For sites with aggregate reviews (the rating is based on the average of a collection of reviews rather than on a single review), the process is analogous to the single review case. Here is an example snippet of text without any markup:

Blast 'Em Up Review 
Rating: 88 out of 100 
based on 35 reviews. 

Here is that same text with RDFa markup:

<span xmlns:v="http://rdf.data-vocabulary.org/#" typeof="v:Review-aggregate"> 
   <span property="v:itemreviewed">Blast 'Em Up</span> Review 
   <span rel="v:rating"> 
      <span typeof="v:Rating">      
         Rating: 
         <span property="v:average">88</span> out of
         <span property="v:best">100</span> 
      </span>
   </span>
   based on
   <span property="v:count">35</span> reviews.
</span> 

Just as in the single review case, best indicates the best possible rating. In this case an average rating is specified, so average is used instead of value to mark up the rating itself.

Marking up a single review when there is no best score

Here is an example snippet of text without any markup:

Blast 'Em Up Review 
Score: 9.0—Outstanding 

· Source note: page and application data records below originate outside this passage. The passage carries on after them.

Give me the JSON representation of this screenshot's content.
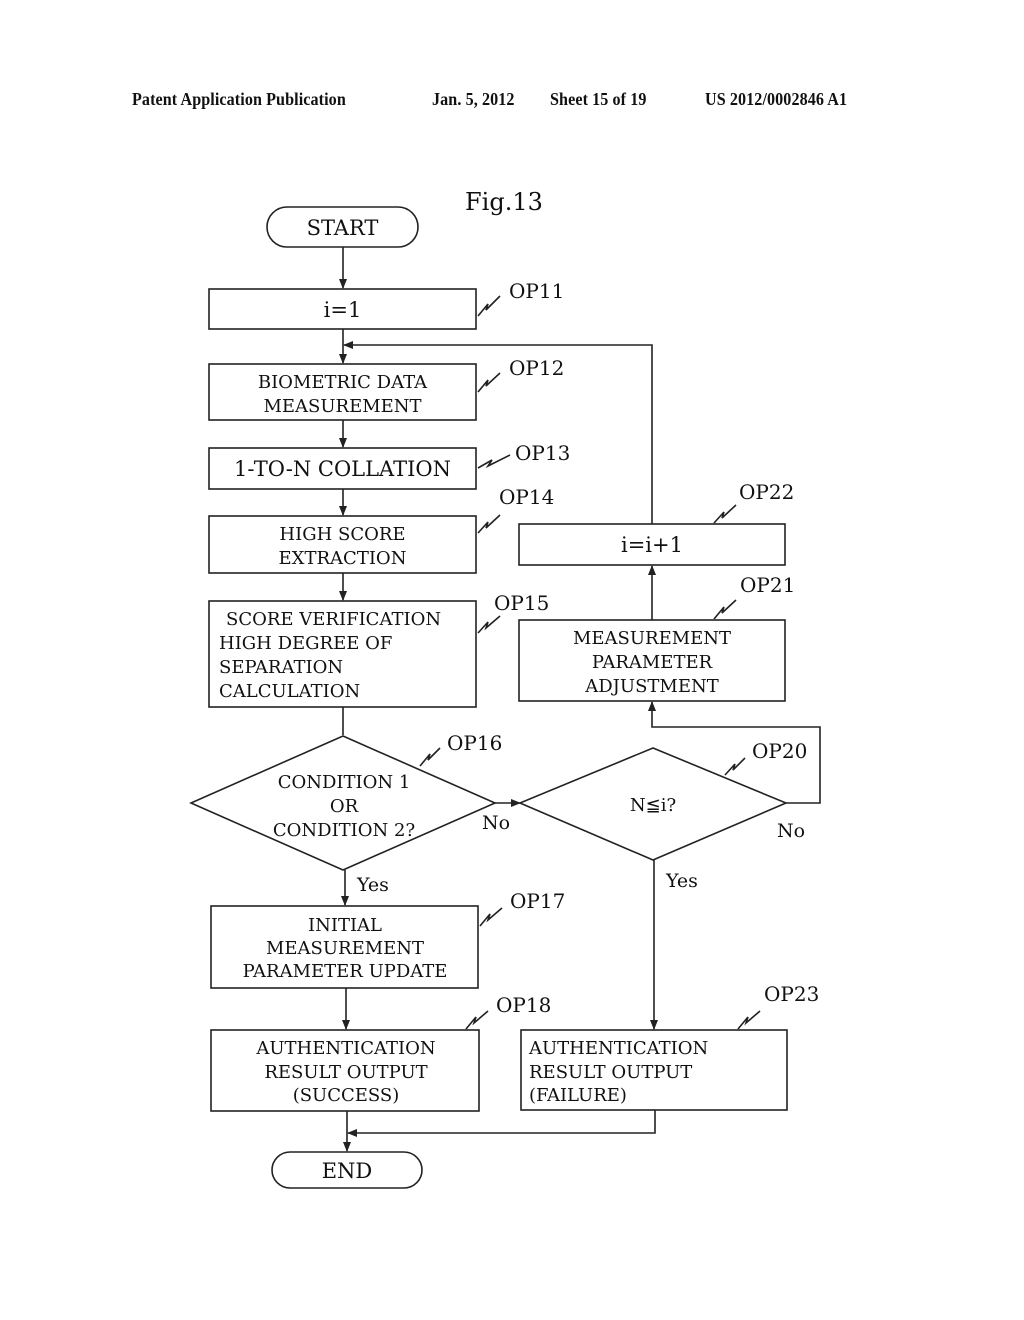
{
  "header": {
    "publication": "Patent Application Publication",
    "date": "Jan. 5, 2012",
    "sheet": "Sheet 15 of 19",
    "number": "US 2012/0002846 A1"
  },
  "figure": {
    "title": "Fig.13",
    "terminals": {
      "start": "START",
      "end": "END"
    },
    "steps": {
      "op11": {
        "ref": "OP11",
        "lines": [
          "i=1"
        ]
      },
      "op12": {
        "ref": "OP12",
        "lines": [
          "BIOMETRIC DATA",
          "MEASUREMENT"
        ]
      },
      "op13": {
        "ref": "OP13",
        "lines": [
          "1-TO-N COLLATION"
        ]
      },
      "op14": {
        "ref": "OP14",
        "lines": [
          "HIGH SCORE",
          "EXTRACTION"
        ]
      },
      "op15": {
        "ref": "OP15",
        "lines": [
          "SCORE VERIFICATION",
          "HIGH DEGREE OF",
          "SEPARATION",
          "CALCULATION"
        ]
      },
      "op16": {
        "ref": "OP16",
        "lines": [
          "CONDITION 1",
          "OR",
          "CONDITION 2?"
        ]
      },
      "op17": {
        "ref": "OP17",
        "lines": [
          "INITIAL",
          "MEASUREMENT",
          "PARAMETER UPDATE"
        ]
      },
      "op18": {
        "ref": "OP18",
        "lines": [
          "AUTHENTICATION",
          "RESULT OUTPUT",
          "(SUCCESS)"
        ]
      },
      "op20": {
        "ref": "OP20",
        "lines": [
          "N≦i?"
        ]
      },
      "op21": {
        "ref": "OP21",
        "lines": [
          "MEASUREMENT",
          "PARAMETER",
          "ADJUSTMENT"
        ]
      },
      "op22": {
        "ref": "OP22",
        "lines": [
          "i=i+1"
        ]
      },
      "op23": {
        "ref": "OP23",
        "lines": [
          "AUTHENTICATION",
          "RESULT OUTPUT",
          "(FAILURE)"
        ]
      }
    },
    "branch_labels": {
      "op16_no": "No",
      "op16_yes": "Yes",
      "op20_no": "No",
      "op20_yes": "Yes"
    }
  }
}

In this case, the best possible score is 10, but it isn't actually written on the page. People intuitively see this message and realize that the score is out of a 10-point scale. In this case, you can add the relevant data into the HTML tag itself using the content attribute:

<span xmlns:v="http://rdf.data-vocabulary.org/#" typeof="v:Review"> 
   <span property="v:itemreviewed">Blast 'Em Up</span> Review 
   <span rel="v:rating"> 
      <span typeof="v:Rating">
         Rating:
         <span property="v:value">9.0</span> 
         <span property="v:best" content="10"/>—Outstanding 
      </span>
   </span> 
</span> 

The content attribute allows you to provide information that isn't explicitly written on the page. Note that in general Google will not display content that isn't visible to the end user, but when the best and worst ratings aren't present on the page, using content with best or worst is allowed.

Marking up an aggregate review when there is no best score

This final example shows how to mark up aggregate review information that isn't on a 5-point scale, when the best/worst possible scores are not explicitly written on the page.

Here is an example snippet of text without any markup:

Blast 'Em Up Review 
Avg. Rating: 9 
4 Reviews 

Here is the same HTML content with RDFa markup:

<span xmlns:v="http://rdf.data-vocabulary.org/#" typeof="v:Review-aggregate"> 
   <span property="v:itemreviewed">Blast 'Em Up</span> Review 
   <span rel="v:rating"> 
      <span typeof="v:Rating">
         Avg. Rating:
         <span property="v:average">9</span> 
         <span property="v:best" content="10"/>  
         <span property="v:worst" content="1"/> 
      </span>
   </span> 
   <span property="v:count">4</span> Reviews 
</span>